DATASET RECORDS:
- - - - - - -

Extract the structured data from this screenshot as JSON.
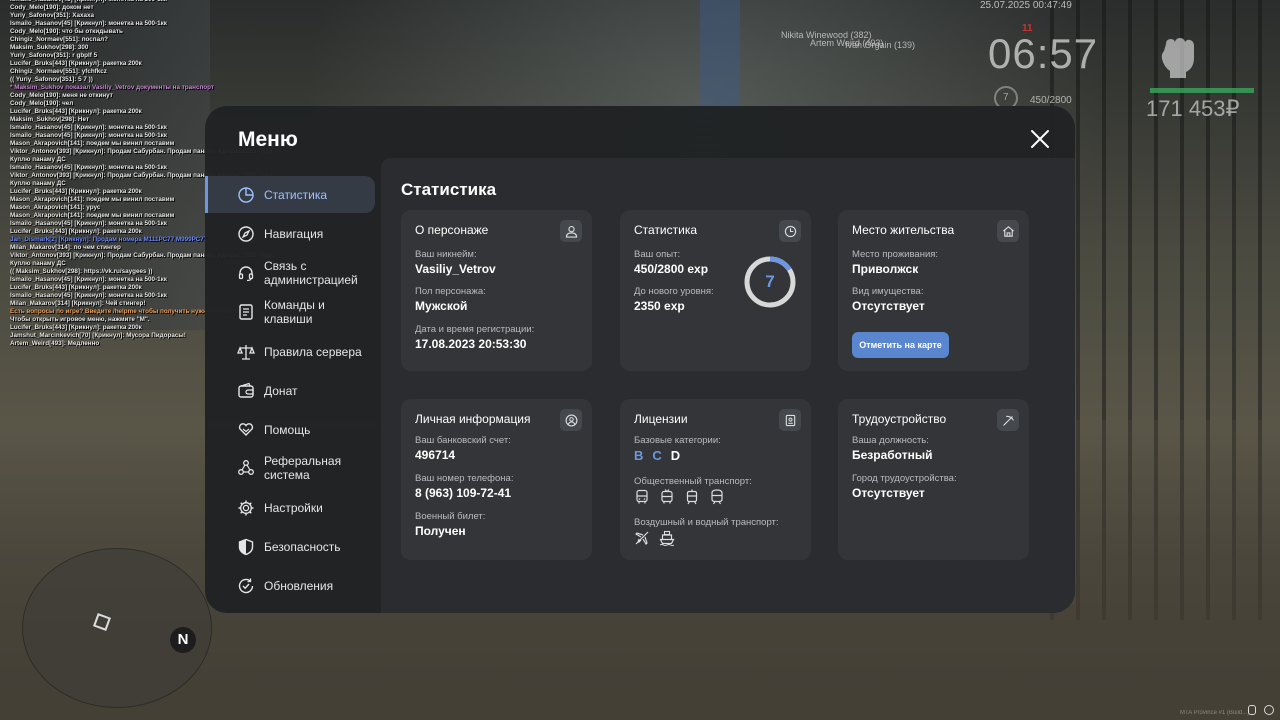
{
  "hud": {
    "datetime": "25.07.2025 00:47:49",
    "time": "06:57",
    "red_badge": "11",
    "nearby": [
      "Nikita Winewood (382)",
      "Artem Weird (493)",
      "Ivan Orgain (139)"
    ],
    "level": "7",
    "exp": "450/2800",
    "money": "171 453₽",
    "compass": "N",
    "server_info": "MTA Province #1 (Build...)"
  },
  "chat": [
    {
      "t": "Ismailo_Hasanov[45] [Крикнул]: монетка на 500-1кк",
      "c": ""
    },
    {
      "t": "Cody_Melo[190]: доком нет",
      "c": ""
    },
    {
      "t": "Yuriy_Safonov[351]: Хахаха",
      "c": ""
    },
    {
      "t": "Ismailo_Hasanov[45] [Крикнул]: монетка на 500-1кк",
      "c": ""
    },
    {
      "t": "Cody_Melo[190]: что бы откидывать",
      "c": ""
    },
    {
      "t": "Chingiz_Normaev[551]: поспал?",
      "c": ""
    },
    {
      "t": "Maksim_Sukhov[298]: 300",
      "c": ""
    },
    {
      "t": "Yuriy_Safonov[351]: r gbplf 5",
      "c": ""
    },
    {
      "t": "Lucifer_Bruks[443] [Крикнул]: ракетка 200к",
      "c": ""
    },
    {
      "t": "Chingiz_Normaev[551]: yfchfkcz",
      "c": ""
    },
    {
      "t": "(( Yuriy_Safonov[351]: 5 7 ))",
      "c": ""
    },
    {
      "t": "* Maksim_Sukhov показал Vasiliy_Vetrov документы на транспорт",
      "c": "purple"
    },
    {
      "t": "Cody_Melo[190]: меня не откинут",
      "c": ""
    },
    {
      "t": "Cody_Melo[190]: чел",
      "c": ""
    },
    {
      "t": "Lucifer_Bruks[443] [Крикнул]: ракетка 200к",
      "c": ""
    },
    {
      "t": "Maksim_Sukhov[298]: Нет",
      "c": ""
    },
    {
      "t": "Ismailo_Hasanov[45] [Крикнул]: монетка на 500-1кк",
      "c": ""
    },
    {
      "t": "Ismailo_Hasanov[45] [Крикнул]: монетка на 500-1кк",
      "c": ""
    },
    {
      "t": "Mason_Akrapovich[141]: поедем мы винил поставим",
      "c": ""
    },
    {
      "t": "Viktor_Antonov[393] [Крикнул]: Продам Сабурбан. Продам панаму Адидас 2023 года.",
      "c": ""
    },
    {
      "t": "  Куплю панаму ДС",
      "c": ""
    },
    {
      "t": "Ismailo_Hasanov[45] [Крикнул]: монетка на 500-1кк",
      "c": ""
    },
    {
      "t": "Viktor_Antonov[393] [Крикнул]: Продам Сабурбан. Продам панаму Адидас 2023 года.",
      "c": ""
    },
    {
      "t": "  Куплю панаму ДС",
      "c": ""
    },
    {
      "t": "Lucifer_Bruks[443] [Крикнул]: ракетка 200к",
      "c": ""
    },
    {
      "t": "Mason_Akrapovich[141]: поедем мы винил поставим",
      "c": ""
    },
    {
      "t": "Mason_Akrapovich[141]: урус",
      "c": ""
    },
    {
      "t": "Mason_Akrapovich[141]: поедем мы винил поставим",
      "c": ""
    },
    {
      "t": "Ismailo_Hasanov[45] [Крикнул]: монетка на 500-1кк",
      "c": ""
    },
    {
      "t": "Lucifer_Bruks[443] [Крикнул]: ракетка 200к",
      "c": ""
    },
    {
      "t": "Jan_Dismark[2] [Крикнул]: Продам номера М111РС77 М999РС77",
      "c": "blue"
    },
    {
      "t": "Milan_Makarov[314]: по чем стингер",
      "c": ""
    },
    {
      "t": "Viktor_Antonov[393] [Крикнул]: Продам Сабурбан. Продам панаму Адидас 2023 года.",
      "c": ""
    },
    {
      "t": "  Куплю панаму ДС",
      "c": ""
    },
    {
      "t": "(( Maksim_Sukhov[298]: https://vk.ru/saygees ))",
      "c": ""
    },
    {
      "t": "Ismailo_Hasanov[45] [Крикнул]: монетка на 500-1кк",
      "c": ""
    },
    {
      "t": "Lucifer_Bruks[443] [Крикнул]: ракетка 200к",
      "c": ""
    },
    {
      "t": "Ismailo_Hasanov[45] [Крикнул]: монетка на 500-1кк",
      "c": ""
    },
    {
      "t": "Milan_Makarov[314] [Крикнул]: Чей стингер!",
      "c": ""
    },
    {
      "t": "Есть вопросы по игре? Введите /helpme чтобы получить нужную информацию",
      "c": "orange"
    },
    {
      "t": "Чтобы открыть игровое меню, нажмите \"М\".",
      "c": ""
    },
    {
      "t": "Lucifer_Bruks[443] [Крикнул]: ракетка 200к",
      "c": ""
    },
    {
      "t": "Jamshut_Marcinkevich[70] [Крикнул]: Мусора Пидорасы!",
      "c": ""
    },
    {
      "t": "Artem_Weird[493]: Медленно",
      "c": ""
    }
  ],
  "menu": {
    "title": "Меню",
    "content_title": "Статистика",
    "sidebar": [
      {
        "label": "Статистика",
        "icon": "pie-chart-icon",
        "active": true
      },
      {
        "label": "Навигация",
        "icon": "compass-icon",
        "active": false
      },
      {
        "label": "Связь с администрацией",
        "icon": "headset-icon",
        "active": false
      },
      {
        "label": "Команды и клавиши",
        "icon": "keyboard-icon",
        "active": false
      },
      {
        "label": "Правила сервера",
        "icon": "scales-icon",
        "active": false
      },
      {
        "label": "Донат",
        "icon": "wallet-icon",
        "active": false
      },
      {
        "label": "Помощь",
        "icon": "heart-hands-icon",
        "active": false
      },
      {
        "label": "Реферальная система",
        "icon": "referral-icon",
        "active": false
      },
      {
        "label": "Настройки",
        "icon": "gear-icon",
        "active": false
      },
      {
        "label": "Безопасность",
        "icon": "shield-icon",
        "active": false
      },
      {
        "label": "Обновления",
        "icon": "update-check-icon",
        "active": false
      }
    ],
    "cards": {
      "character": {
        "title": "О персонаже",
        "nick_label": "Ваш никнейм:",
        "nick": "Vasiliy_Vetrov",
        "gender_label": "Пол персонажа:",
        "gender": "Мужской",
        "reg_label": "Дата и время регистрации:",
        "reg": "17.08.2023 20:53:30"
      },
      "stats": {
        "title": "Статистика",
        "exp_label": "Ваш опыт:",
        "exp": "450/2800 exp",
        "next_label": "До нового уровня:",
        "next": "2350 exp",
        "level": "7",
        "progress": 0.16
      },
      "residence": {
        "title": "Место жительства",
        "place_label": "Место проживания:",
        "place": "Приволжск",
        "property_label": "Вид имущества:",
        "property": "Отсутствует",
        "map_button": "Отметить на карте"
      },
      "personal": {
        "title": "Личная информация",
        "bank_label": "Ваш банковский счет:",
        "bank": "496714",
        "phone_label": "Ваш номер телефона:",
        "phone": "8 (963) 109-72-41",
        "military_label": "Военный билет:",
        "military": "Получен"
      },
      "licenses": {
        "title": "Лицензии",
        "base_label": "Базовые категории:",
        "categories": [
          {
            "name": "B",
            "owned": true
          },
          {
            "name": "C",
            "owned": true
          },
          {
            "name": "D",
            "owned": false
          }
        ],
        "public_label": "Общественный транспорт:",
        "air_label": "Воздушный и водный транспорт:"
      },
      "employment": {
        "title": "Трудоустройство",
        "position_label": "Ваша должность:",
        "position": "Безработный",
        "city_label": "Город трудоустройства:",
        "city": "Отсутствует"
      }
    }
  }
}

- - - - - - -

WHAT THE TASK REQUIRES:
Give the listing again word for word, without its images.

EXERCISE SOLUTION:
Extract the structured data from this screenshot as JSON.
{
  "hud": {
    "datetime": "25.07.2025 00:47:49",
    "time": "06:57",
    "red_badge": "11",
    "nearby": [
      "Nikita Winewood (382)",
      "Artem Weird (493)",
      "Ivan Orgain (139)"
    ],
    "level": "7",
    "exp": "450/2800",
    "money": "171 453₽",
    "compass": "N",
    "server_info": "MTA Province #1 (Build...)"
  },
  "chat": [
    {
      "t": "Ismailo_Hasanov[45] [Крикнул]: монетка на 500-1кк",
      "c": ""
    },
    {
      "t": "Cody_Melo[190]: доком нет",
      "c": ""
    },
    {
      "t": "Yuriy_Safonov[351]: Хахаха",
      "c": ""
    },
    {
      "t": "Ismailo_Hasanov[45] [Крикнул]: монетка на 500-1кк",
      "c": ""
    },
    {
      "t": "Cody_Melo[190]: что бы откидывать",
      "c": ""
    },
    {
      "t": "Chingiz_Normaev[551]: поспал?",
      "c": ""
    },
    {
      "t": "Maksim_Sukhov[298]: 300",
      "c": ""
    },
    {
      "t": "Yuriy_Safonov[351]: r gbplf 5",
      "c": ""
    },
    {
      "t": "Lucifer_Bruks[443] [Крикнул]: ракетка 200к",
      "c": ""
    },
    {
      "t": "Chingiz_Normaev[551]: yfchfkcz",
      "c": ""
    },
    {
      "t": "(( Yuriy_Safonov[351]: 5 7 ))",
      "c": ""
    },
    {
      "t": "* Maksim_Sukhov показал Vasiliy_Vetrov документы на транспорт",
      "c": "purple"
    },
    {
      "t": "Cody_Melo[190]: меня не откинут",
      "c": ""
    },
    {
      "t": "Cody_Melo[190]: чел",
      "c": ""
    },
    {
      "t": "Lucifer_Bruks[443] [Крикнул]: ракетка 200к",
      "c": ""
    },
    {
      "t": "Maksim_Sukhov[298]: Нет",
      "c": ""
    },
    {
      "t": "Ismailo_Hasanov[45] [Крикнул]: монетка на 500-1кк",
      "c": ""
    },
    {
      "t": "Ismailo_Hasanov[45] [Крикнул]: монетка на 500-1кк",
      "c": ""
    },
    {
      "t": "Mason_Akrapovich[141]: поедем мы винил поставим",
      "c": ""
    },
    {
      "t": "Viktor_Antonov[393] [Крикнул]: Продам Сабурбан. Продам панаму Адидас 2023 года.",
      "c": ""
    },
    {
      "t": "  Куплю панаму ДС",
      "c": ""
    },
    {
      "t": "Ismailo_Hasanov[45] [Крикнул]: монетка на 500-1кк",
      "c": ""
    },
    {
      "t": "Viktor_Antonov[393] [Крикнул]: Продам Сабурбан. Продам панаму Адидас 2023 года.",
      "c": ""
    },
    {
      "t": "  Куплю панаму ДС",
      "c": ""
    },
    {
      "t": "Lucifer_Bruks[443] [Крикнул]: ракетка 200к",
      "c": ""
    },
    {
      "t": "Mason_Akrapovich[141]: поедем мы винил поставим",
      "c": ""
    },
    {
      "t": "Mason_Akrapovich[141]: урус",
      "c": ""
    },
    {
      "t": "Mason_Akrapovich[141]: поедем мы винил поставим",
      "c": ""
    },
    {
      "t": "Ismailo_Hasanov[45] [Крикнул]: монетка на 500-1кк",
      "c": ""
    },
    {
      "t": "Lucifer_Bruks[443] [Крикнул]: ракетка 200к",
      "c": ""
    },
    {
      "t": "Jan_Dismark[2] [Крикнул]: Продам номера М111РС77 М999РС77",
      "c": "blue"
    },
    {
      "t": "Milan_Makarov[314]: по чем стингер",
      "c": ""
    },
    {
      "t": "Viktor_Antonov[393] [Крикнул]: Продам Сабурбан. Продам панаму Адидас 2023 года.",
      "c": ""
    },
    {
      "t": "  Куплю панаму ДС",
      "c": ""
    },
    {
      "t": "(( Maksim_Sukhov[298]: https://vk.ru/saygees ))",
      "c": ""
    },
    {
      "t": "Ismailo_Hasanov[45] [Крикнул]: монетка на 500-1кк",
      "c": ""
    },
    {
      "t": "Lucifer_Bruks[443] [Крикнул]: ракетка 200к",
      "c": ""
    },
    {
      "t": "Ismailo_Hasanov[45] [Крикнул]: монетка на 500-1кк",
      "c": ""
    },
    {
      "t": "Milan_Makarov[314] [Крикнул]: Чей стингер!",
      "c": ""
    },
    {
      "t": "Есть вопросы по игре? Введите /helpme чтобы получить нужную информацию",
      "c": "orange"
    },
    {
      "t": "Чтобы открыть игровое меню, нажмите \"М\".",
      "c": ""
    },
    {
      "t": "Lucifer_Bruks[443] [Крикнул]: ракетка 200к",
      "c": ""
    },
    {
      "t": "Jamshut_Marcinkevich[70] [Крикнул]: Мусора Пидорасы!",
      "c": ""
    },
    {
      "t": "Artem_Weird[493]: Медленно",
      "c": ""
    }
  ],
  "menu": {
    "title": "Меню",
    "content_title": "Статистика",
    "sidebar": [
      {
        "label": "Статистика",
        "icon": "pie-chart-icon",
        "active": true
      },
      {
        "label": "Навигация",
        "icon": "compass-icon",
        "active": false
      },
      {
        "label": "Связь с администрацией",
        "icon": "headset-icon",
        "active": false
      },
      {
        "label": "Команды и клавиши",
        "icon": "keyboard-icon",
        "active": false
      },
      {
        "label": "Правила сервера",
        "icon": "scales-icon",
        "active": false
      },
      {
        "label": "Донат",
        "icon": "wallet-icon",
        "active": false
      },
      {
        "label": "Помощь",
        "icon": "heart-hands-icon",
        "active": false
      },
      {
        "label": "Реферальная система",
        "icon": "referral-icon",
        "active": false
      },
      {
        "label": "Настройки",
        "icon": "gear-icon",
        "active": false
      },
      {
        "label": "Безопасность",
        "icon": "shield-icon",
        "active": false
      },
      {
        "label": "Обновления",
        "icon": "update-check-icon",
        "active": false
      }
    ],
    "cards": {
      "character": {
        "title": "О персонаже",
        "nick_label": "Ваш никнейм:",
        "nick": "Vasiliy_Vetrov",
        "gender_label": "Пол персонажа:",
        "gender": "Мужской",
        "reg_label": "Дата и время регистрации:",
        "reg": "17.08.2023 20:53:30"
      },
      "stats": {
        "title": "Статистика",
        "exp_label": "Ваш опыт:",
        "exp": "450/2800 exp",
        "next_label": "До нового уровня:",
        "next": "2350 exp",
        "level": "7",
        "progress": 0.16
      },
      "residence": {
        "title": "Место жительства",
        "place_label": "Место проживания:",
        "place": "Приволжск",
        "property_label": "Вид имущества:",
        "property": "Отсутствует",
        "map_button": "Отметить на карте"
      },
      "personal": {
        "title": "Личная информация",
        "bank_label": "Ваш банковский счет:",
        "bank": "496714",
        "phone_label": "Ваш номер телефона:",
        "phone": "8 (963) 109-72-41",
        "military_label": "Военный билет:",
        "military": "Получен"
      },
      "licenses": {
        "title": "Лицензии",
        "base_label": "Базовые категории:",
        "categories": [
          {
            "name": "B",
            "owned": true
          },
          {
            "name": "C",
            "owned": true
          },
          {
            "name": "D",
            "owned": false
          }
        ],
        "public_label": "Общественный транспорт:",
        "air_label": "Воздушный и водный транспорт:"
      },
      "employment": {
        "title": "Трудоустройство",
        "position_label": "Ваша должность:",
        "position": "Безработный",
        "city_label": "Город трудоустройства:",
        "city": "Отсутствует"
      }
    }
  }
}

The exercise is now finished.